##### INFORMATION PROVIDED
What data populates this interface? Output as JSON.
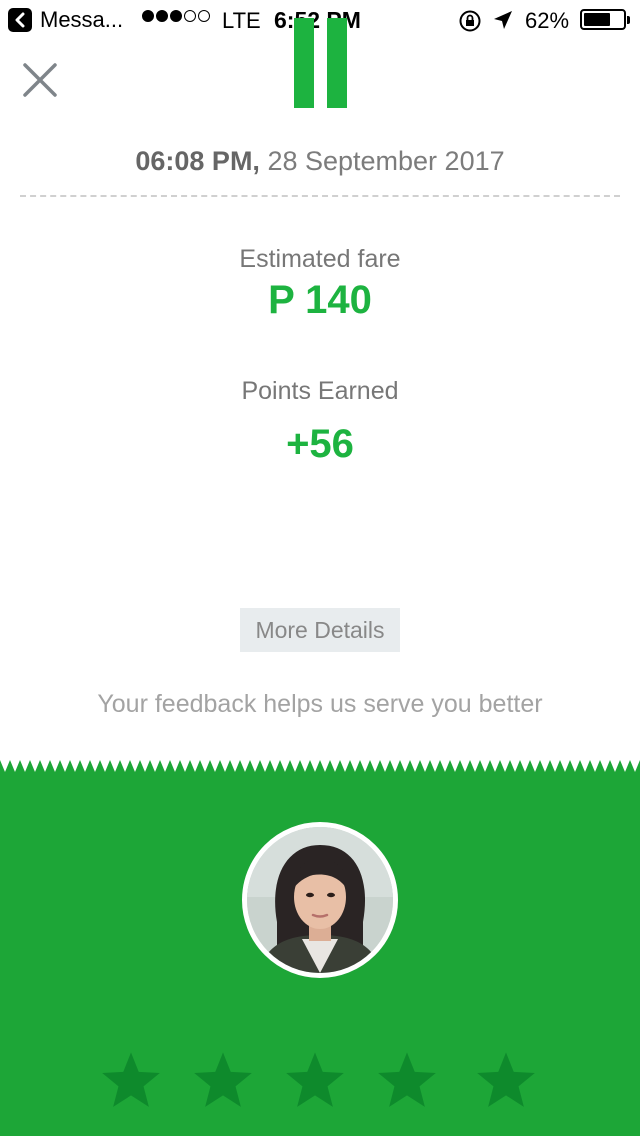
{
  "status_bar": {
    "back_app": "Messa...",
    "carrier": "LTE",
    "time": "6:52 PM",
    "battery": "62%",
    "signal_filled": 3,
    "signal_total": 5,
    "battery_level": 0.62
  },
  "header": {
    "close_icon": "close-icon",
    "pause_icon": "pause-icon"
  },
  "trip": {
    "time": "06:08 PM,",
    "date": " 28 September 2017",
    "fare_label": "Estimated fare",
    "fare_value": "P 140",
    "points_label": "Points Earned",
    "points_value": "+56"
  },
  "actions": {
    "more_details": "More Details"
  },
  "feedback": {
    "prompt": "Your feedback helps us serve you better"
  },
  "rating": {
    "stars_total": 5,
    "stars_selected": 0
  },
  "colors": {
    "accent_green": "#1db340",
    "panel_green": "#1da637",
    "star_green": "#0e8a2c"
  }
}
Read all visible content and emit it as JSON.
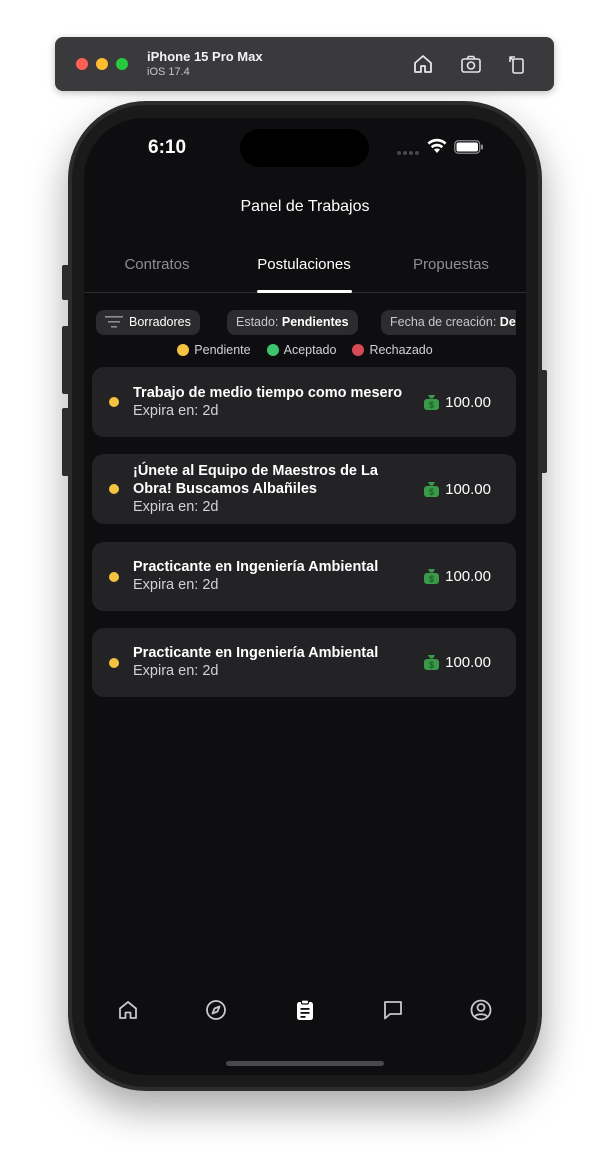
{
  "simulator": {
    "device_name": "iPhone 15 Pro Max",
    "os_version": "iOS 17.4",
    "buttons": [
      "home-icon",
      "screenshot-icon",
      "rotate-icon"
    ]
  },
  "status_bar": {
    "time": "6:10"
  },
  "header": {
    "title": "Panel de Trabajos"
  },
  "tabs": [
    {
      "label": "Contratos",
      "active": false
    },
    {
      "label": "Postulaciones",
      "active": true
    },
    {
      "label": "Propuestas",
      "active": false
    }
  ],
  "filters": {
    "drafts_label": "Borradores",
    "status_prefix": "Estado:",
    "status_value": "Pendientes",
    "date_prefix": "Fecha de creación:",
    "date_value": "De"
  },
  "legend": [
    {
      "label": "Pendiente",
      "color": "#f5c242"
    },
    {
      "label": "Aceptado",
      "color": "#3ec46d"
    },
    {
      "label": "Rechazado",
      "color": "#d64a55"
    }
  ],
  "jobs": [
    {
      "title": "Trabajo de medio tiempo como mesero",
      "expires": "Expira en: 2d",
      "amount": "100.00",
      "status_color": "#f5c242"
    },
    {
      "title": "¡Únete al Equipo de Maestros de La Obra! Buscamos Albañiles",
      "expires": "Expira en: 2d",
      "amount": "100.00",
      "status_color": "#f5c242"
    },
    {
      "title": "Practicante en Ingeniería Ambiental",
      "expires": "Expira en: 2d",
      "amount": "100.00",
      "status_color": "#f5c242"
    },
    {
      "title": "Practicante en Ingeniería Ambiental",
      "expires": "Expira en: 2d",
      "amount": "100.00",
      "status_color": "#f5c242"
    }
  ],
  "bottom_nav": [
    {
      "icon": "home-icon",
      "active": false
    },
    {
      "icon": "compass-icon",
      "active": false
    },
    {
      "icon": "clipboard-icon",
      "active": true
    },
    {
      "icon": "chat-icon",
      "active": false
    },
    {
      "icon": "profile-icon",
      "active": false
    }
  ],
  "colors": {
    "background": "#0e0e10",
    "card": "#232326",
    "money_icon": "#3a9a4a"
  }
}
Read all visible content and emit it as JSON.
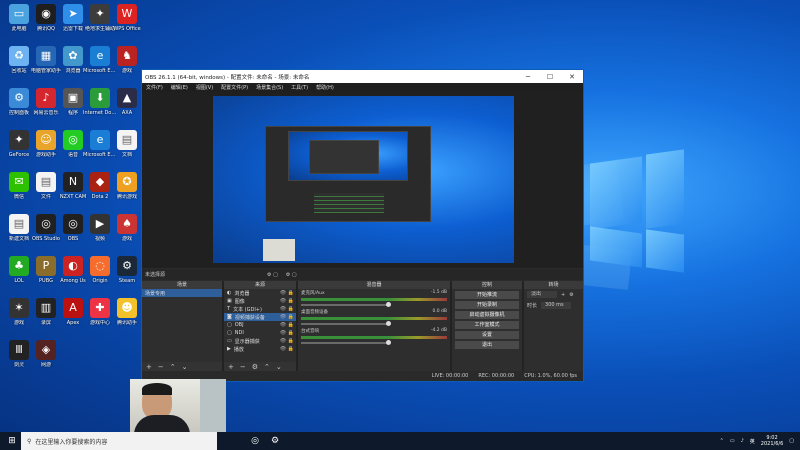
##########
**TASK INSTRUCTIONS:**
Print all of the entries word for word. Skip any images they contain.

**ANSWER TO THE EXERCISE:**
What data populates this interface? Output as JSON.
{
  "status_bar": {
    "back_app": "Messa...",
    "carrier": "LTE",
    "time": "6:52 PM",
    "battery": "62%",
    "signal_filled": 3,
    "signal_total": 5,
    "battery_level": 0.62
  },
  "header": {
    "close_icon": "close-icon",
    "pause_icon": "pause-icon"
  },
  "trip": {
    "time": "06:08 PM,",
    "date": " 28 September 2017",
    "fare_label": "Estimated fare",
    "fare_value": "P 140",
    "points_label": "Points Earned",
    "points_value": "+56"
  },
  "actions": {
    "more_details": "More Details"
  },
  "feedback": {
    "prompt": "Your feedback helps us serve you better"
  },
  "rating": {
    "stars_total": 5,
    "stars_selected": 0
  },
  "colors": {
    "accent_green": "#1db340",
    "panel_green": "#1da637",
    "star_green": "#0e8a2c"
  }
}
Read all visible content and emit it as JSON.
{
  "simulator": {
    "device_name": "iPhone 15 Pro Max",
    "os_version": "iOS 17.4",
    "buttons": [
      "home-icon",
      "screenshot-icon",
      "rotate-icon"
    ]
  },
  "status_bar": {
    "time": "6:10"
  },
  "header": {
    "title": "Panel de Trabajos"
  },
  "tabs": [
    {
      "label": "Contratos",
      "active": false
    },
    {
      "label": "Postulaciones",
      "active": true
    },
    {
      "label": "Propuestas",
      "active": false
    }
  ],
  "filters": {
    "drafts_label": "Borradores",
    "status_prefix": "Estado:",
    "status_value": "Pendientes",
    "date_prefix": "Fecha de creación:",
    "date_value": "De"
  },
  "legend": [
    {
      "label": "Pendiente",
      "color": "#f5c242"
    },
    {
      "label": "Aceptado",
      "color": "#3ec46d"
    },
    {
      "label": "Rechazado",
      "color": "#d64a55"
    }
  ],
  "jobs": [
    {
      "title": "Trabajo de medio tiempo como mesero",
      "expires": "Expira en: 2d",
      "amount": "100.00",
      "status_color": "#f5c242"
    },
    {
      "title": "¡Únete al Equipo de Maestros de La Obra! Buscamos Albañiles",
      "expires": "Expira en: 2d",
      "amount": "100.00",
      "status_color": "#f5c242"
    },
    {
      "title": "Practicante en Ingeniería Ambiental",
      "expires": "Expira en: 2d",
      "amount": "100.00",
      "status_color": "#f5c242"
    },
    {
      "title": "Practicante en Ingeniería Ambiental",
      "expires": "Expira en: 2d",
      "amount": "100.00",
      "status_color": "#f5c242"
    }
  ],
  "bottom_nav": [
    {
      "icon": "home-icon",
      "active": false
    },
    {
      "icon": "compass-icon",
      "active": false
    },
    {
      "icon": "clipboard-icon",
      "active": true
    },
    {
      "icon": "chat-icon",
      "active": false
    },
    {
      "icon": "profile-icon",
      "active": false
    }
  ],
  "colors": {
    "background": "#0e0e10",
    "card": "#232326",
    "money_icon": "#3a9a4a"
  }
}
Read all visible content and emit it as JSON.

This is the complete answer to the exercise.